The more carefully you process the data and go into details, the more valuable information you can get for your benefit. Data visualization is an efficient and handy tool for gaining insights from data. Moreover, you can make the data far more understandable, colorful and pleasant with the help of visualization tools.
As data is changing every second, it is an urgent task to investigate it carefully and get the insights as fast as possible. Data visualization tools cover a full scope of opportunities and additional functions which are called upon to facilitate the visualization process for you. Thus, we attempted to make an overview of the most popular and useful libraries for data visualization in R.
Ggplot2 is a system for creating charts based on the Grammar of Graphics. It proved to be one of the best R libraries for visualization. Ggplot2 works with both univariate and multivariate numerical and categorical data. Thus, it is very flexible. The plot specification is at a high level of abstraction and has complete graphics system. It contains a variety of labels, themes, different coordinate systems, etc. Therefore, you get the opportunity to:
However, some activities are not available with ggplot2 such as 3d graphics, graph-theory type graphs, and interactive graphics.
Here are several examples of the visualization plots made with the help of Ggplot2.
Plotly is an online platform for data visualization, available in R and Python. This package creates interactive web-based plots using plotly.js library. Its advantage is that it can build contour plots, candlestick charts, maps, and 3D charts, which cannot be created using most packages. In addition, it has 30 repositories available. Plotly gives you an opportunity to interact with graphs, change their scale and point out the necessary record. The library also supports graph hovering. Moreover, you can easily add Plotly in knitr/R Markdown or Shiny apps.
Have a look at several plots and charts created with Plotly.
Moreover, huge datasets with millions of points don’t affect its speed. Also, you can use RColorBrewer with Dygraphs to increase the range of colors. Below you can see a vivid representation of the data visualization with Dygraphs package.
It's abilities include:
Rgl package may become a perfect fit for creating interactive 3D plots in R. It offers a variety of 3D shapes, lighting effects, different types of the objects, and even the ability to make an animation of your 3D scene. Rgl contains high-graphics commands and low-level structure.

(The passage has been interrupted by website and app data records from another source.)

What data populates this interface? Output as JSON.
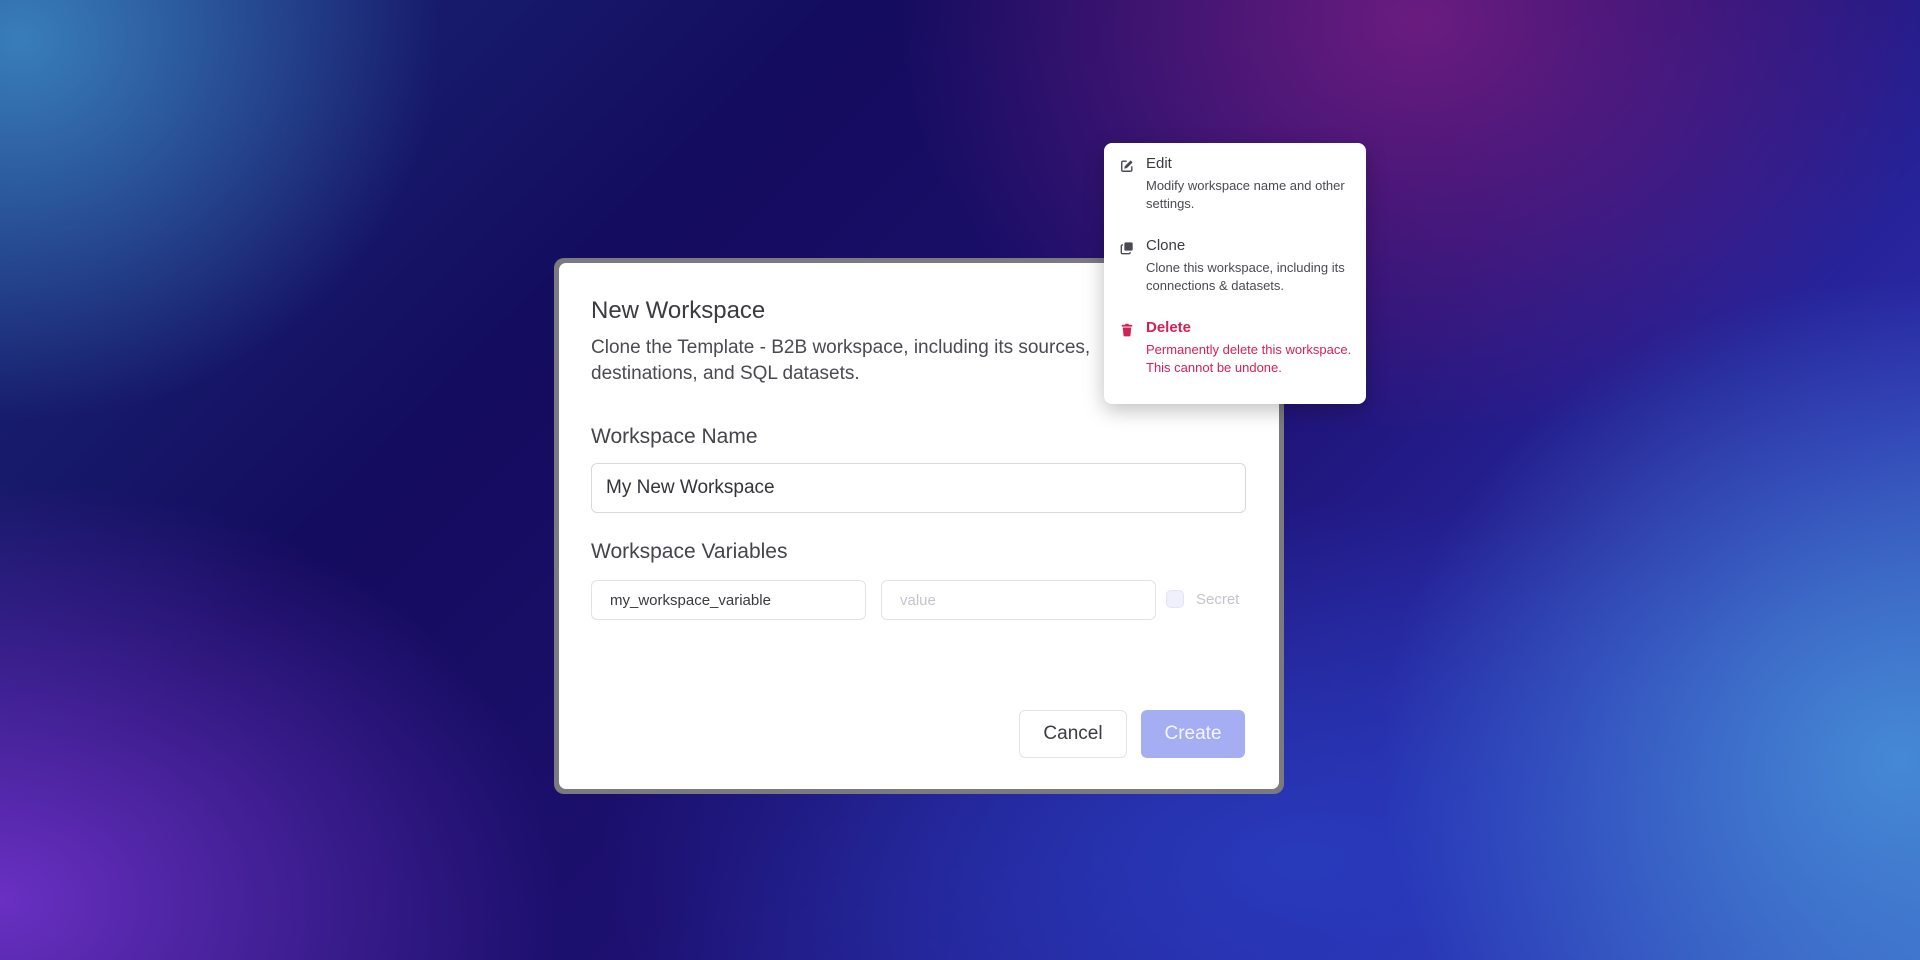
{
  "modal": {
    "title": "New Workspace",
    "description": "Clone the Template - B2B workspace, including its sources, destinations, and SQL datasets.",
    "name_label": "Workspace Name",
    "name_value": "My New Workspace",
    "variables_label": "Workspace Variables",
    "variable_key_value": "my_workspace_variable",
    "variable_value_placeholder": "value",
    "secret_label": "Secret",
    "cancel_label": "Cancel",
    "create_label": "Create"
  },
  "menu": {
    "items": [
      {
        "label": "Edit",
        "description": "Modify workspace name and other settings.",
        "icon": "edit-icon"
      },
      {
        "label": "Clone",
        "description": "Clone this workspace, including its connections & datasets.",
        "icon": "clone-icon"
      },
      {
        "label": "Delete",
        "description": "Permanently delete this workspace. This cannot be undone.",
        "icon": "trash-icon"
      }
    ]
  },
  "colors": {
    "accent_disabled": "#a6aef3",
    "danger": "#d61f55"
  }
}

The plot types include meaning points, lines, segments from z=0, and spheres.
Moreover, with Rgl, you can:
To sum up, data visualization is more than a charming picture of your data. It's a chance to see the data under the hood. R is one of the powerful visualization tools. Using R you can build a variety of charts from a simple pie chart to more sophisticated such as 3d graphs, interactive graphs, maps, etc.
Of course, this list is not complete and there exist many other great visualization tools which can bring their specific benefits to your data visualization. Nevertheless, we compiled this list from our experience.
Summarizing everything mentioned before, Plotly, Dygraph, and Leaflet support zooming, moving your graphs. If you are plotting time series, you can filter dates using a range selector. For building 3d models it is highly suitable to use Rgl. Do your best with handy R visualization tools!